Excerpts from a Dread Liturgy by DrouthRelease date: July 31, 2020
Label: Translation Loss Records
Portland blast-beat specialists Drouth have been around for some time now. Formerly known as Contempt, the quartet have been playing their intense version of tremolo strewn black metal for about eight years. Excerpts from a Dread Liturgy serves as only their second full-length in all of that time, following on from 2017 debut, Knives, Labyrinths, Mirrors. Their sophomore album is coming courtesy of renown label Translation Loss, though, which should tell you a great deal about the calibre of the band, the quality of the release sonically and physically, and of the heights Drouth themselves presumably aspire to.
In truth, Excerpts from a Dread Liturgy still feels like the album before the true breakthrough. It is an accomplished album that deserves, and will surely receive, a great deal of acclaim, but it is by no means perfect, and doesn’t feel like it has quite momentum or sheer heft of quality to cut through to the majority of the scene. Sometimes those ‘surfacing’ moments are quite ineffable to predict, other times it seems inescapable, but before pondering such unwieldy subject matter, there’s the matter of focusing on Drouth’s quality second record.
The album opens in fine fettle, bludgeoning the listener right out of the gate, with ‘A Drowning in Sunlight’. While the band are extremely adept at furiously thrusting themselves through quality passages of sonic abrasiveness spilling from the guitars, drums almost running out of room to fit in just one more crash and a manic, throbbing bass, it is when the band show restraint from the unrelenting battery to summon an atmospheric, cryptic interlude that provides strange, startling and welcome juxtaposition, that their true quality shines through.
‘An Apiarist’ is a track that froths and foments with menace and is reminiscent of fellow countrymen Uada. I’ve previously read that Drouth have repeatedly been compared to Uada, and on the evidence of the aforementioned track and their debut album, I do not think the four members had too much room to complain, but this new LP does set them apart from Uada and similar kin, and in many ways the rest of record reminds me far more of how recent European acts have been reimagining black metal that consciously still pays great credit to the early progenitors of the genre. ‘An Apiarist’ is the longest track, only just shy of double figures, and is a fantastic piece of musicianship and one I believe will surely be a favourite to bask in live. It is powerful, muscular and a must for anyone who enjoys their black metal unrelenting yet with enough detail to please the attentive and astute listener.
‘O Time, Thy Pyramids – An Unfinished Nightmare’ is, a) an ace name for a track, and, b) another fantastic addition to the album. Seven minutes and change of scorching blast beats, more frantic tremolo guitar picking and ‘his arms and legs have begun to blur’ drumming. It is another track that proves Drouth have the ability to create soundscapes that aren’t forever rooted in fury, opening as it does with sinister, unsettling, guitar work that roils and heaves with discomfort and unease, before finding footing and laying waste to all in its path.

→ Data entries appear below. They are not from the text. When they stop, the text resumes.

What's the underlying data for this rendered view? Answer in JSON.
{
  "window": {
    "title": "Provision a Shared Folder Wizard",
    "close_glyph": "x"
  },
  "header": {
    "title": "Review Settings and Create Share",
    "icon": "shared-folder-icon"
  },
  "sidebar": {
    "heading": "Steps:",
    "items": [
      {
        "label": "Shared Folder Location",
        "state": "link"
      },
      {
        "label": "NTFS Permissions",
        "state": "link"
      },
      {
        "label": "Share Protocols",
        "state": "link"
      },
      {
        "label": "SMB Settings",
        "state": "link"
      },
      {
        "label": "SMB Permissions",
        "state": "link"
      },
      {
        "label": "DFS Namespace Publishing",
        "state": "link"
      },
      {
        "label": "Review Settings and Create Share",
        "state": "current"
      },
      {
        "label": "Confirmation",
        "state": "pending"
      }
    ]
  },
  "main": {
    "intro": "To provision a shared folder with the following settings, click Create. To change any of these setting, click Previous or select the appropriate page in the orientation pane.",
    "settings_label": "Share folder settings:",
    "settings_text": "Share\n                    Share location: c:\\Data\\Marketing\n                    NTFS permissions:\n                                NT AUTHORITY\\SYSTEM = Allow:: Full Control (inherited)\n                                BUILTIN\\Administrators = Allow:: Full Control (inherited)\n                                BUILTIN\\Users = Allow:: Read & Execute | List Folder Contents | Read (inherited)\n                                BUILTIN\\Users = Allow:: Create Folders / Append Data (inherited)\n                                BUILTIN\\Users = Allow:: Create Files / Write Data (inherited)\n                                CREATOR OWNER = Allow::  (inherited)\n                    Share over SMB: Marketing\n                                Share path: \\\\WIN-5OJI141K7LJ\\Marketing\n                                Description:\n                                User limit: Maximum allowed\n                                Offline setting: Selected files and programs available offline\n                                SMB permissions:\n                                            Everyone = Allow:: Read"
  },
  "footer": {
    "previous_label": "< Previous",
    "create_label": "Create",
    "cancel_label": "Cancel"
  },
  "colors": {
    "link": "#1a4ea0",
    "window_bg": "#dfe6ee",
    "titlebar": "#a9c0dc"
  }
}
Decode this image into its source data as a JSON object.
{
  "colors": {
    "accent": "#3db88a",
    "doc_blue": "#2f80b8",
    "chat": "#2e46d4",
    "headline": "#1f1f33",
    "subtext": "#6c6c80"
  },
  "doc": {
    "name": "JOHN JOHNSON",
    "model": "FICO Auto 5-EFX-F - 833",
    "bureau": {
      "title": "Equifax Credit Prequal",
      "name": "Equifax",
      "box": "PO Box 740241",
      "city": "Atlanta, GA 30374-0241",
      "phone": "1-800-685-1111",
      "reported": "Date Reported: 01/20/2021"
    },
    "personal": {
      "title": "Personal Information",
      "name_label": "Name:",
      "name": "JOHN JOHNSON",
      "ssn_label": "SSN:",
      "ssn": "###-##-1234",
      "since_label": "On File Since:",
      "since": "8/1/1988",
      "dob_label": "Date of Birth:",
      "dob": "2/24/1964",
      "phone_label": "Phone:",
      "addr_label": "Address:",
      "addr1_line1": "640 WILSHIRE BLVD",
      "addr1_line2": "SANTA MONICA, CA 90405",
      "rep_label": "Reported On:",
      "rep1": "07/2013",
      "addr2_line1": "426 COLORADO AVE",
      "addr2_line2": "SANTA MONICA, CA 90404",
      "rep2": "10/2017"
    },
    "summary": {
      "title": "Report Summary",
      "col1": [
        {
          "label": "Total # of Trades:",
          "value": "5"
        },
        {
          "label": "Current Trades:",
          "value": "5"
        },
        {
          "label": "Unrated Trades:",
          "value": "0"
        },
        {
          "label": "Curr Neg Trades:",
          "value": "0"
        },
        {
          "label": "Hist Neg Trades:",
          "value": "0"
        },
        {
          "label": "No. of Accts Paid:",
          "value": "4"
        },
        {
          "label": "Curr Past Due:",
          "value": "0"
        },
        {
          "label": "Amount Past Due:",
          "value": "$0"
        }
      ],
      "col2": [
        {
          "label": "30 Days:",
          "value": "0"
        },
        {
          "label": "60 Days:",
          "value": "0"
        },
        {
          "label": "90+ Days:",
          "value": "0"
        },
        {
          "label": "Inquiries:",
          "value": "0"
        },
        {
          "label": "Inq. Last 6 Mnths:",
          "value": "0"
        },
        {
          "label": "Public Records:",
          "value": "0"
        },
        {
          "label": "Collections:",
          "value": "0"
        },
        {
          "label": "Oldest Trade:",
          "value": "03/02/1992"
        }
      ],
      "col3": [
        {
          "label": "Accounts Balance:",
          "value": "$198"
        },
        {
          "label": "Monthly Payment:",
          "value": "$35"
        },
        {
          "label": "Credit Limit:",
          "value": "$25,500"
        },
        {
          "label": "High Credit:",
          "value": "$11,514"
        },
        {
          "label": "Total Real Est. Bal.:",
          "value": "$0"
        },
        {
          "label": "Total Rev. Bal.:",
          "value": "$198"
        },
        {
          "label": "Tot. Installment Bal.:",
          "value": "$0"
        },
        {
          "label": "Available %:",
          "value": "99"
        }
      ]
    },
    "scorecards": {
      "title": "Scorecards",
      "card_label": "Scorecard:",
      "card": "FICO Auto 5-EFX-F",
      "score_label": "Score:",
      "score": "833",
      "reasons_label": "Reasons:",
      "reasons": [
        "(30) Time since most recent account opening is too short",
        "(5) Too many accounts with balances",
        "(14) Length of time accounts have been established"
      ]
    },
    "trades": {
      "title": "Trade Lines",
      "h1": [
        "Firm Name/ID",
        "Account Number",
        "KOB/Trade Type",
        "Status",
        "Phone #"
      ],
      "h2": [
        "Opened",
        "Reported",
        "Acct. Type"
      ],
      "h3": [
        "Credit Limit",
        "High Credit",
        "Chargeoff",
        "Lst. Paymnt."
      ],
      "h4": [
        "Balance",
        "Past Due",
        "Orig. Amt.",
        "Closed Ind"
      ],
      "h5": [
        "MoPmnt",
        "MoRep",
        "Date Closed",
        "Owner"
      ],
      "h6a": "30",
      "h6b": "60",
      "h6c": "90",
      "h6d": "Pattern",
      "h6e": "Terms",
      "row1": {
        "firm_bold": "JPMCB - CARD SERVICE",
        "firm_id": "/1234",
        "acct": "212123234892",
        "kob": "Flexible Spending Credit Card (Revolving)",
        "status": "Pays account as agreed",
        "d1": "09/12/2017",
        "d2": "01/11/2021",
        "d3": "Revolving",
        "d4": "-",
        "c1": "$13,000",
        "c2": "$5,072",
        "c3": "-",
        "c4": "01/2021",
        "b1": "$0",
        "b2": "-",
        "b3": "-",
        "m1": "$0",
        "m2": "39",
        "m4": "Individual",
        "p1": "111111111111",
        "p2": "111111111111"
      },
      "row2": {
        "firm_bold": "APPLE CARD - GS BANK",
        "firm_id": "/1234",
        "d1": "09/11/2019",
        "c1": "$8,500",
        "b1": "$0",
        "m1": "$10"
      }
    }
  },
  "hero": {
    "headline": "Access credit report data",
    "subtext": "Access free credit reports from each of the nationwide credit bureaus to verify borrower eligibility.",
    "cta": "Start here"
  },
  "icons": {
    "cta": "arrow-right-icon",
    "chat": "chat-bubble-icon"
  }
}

Once again, Drouth serve an impressive slice of extreme metal. This is then followed by ‘A Repulsive Act Shrouded in Flesh’, the jewel in the crown of Excerpts from a Dread Liturgy, finding their creative zenith thus far – a wonderfully winding journey through black metal old and new, hunting down and hurtling past high point after high point, conquering each and every peak. If a follow-up could bottle the mindset that created these eight minutes, Drouth will certainly be a name of note soon enough.
The album closes with ‘A Crown of Asphodels’, a perfectly serviceable song that elsewhere in the track-list would have perhaps been more worthy of note. However, following ‘A Repulsive Act Shrouded in Flesh’, it is completely overwhelmed and overshadowed and the question quickly arises as to why it was chosen as the album’s last word, compared to the euphoric high point of the record, just gone before. It is a question that I cannot answer, but greatly puzzles me still at the time of writing. Being the shortest track in length and serving as the only one of the five that doesn’t seem fully formed (and certainly affords little resolution, ending abruptly as it does). ‘A Crown of Asphodels’ is therefore a nagging, odd end to an otherwise very accomplished record, a record that had prided itself on structure, perhaps above all else.
Excerpts from a Dread Liturgy is a fine addition to the American black metal canon of 2020 and its recent years gone by, as well as Drouth’s diminutive discography to date. Maybe it is the latter fact – with such a limited number of releases in their near decade existence – that perhaps I expected more from the record than was fair to demand. The album is very well produced, with songs structured incredibly tightly and that showcase the quartet’s ability for subtlety and nuance along the way, sports killer artwork and has the backing of an extremely well-respected underground record label. Not bad at all for a sophomore release. Drouth’s new album is one worthy of note and I for one am excited for their third. Perhaps then will be the moment they punch through into the upper echelons of the USA’s black metal cohort. Soon, soon…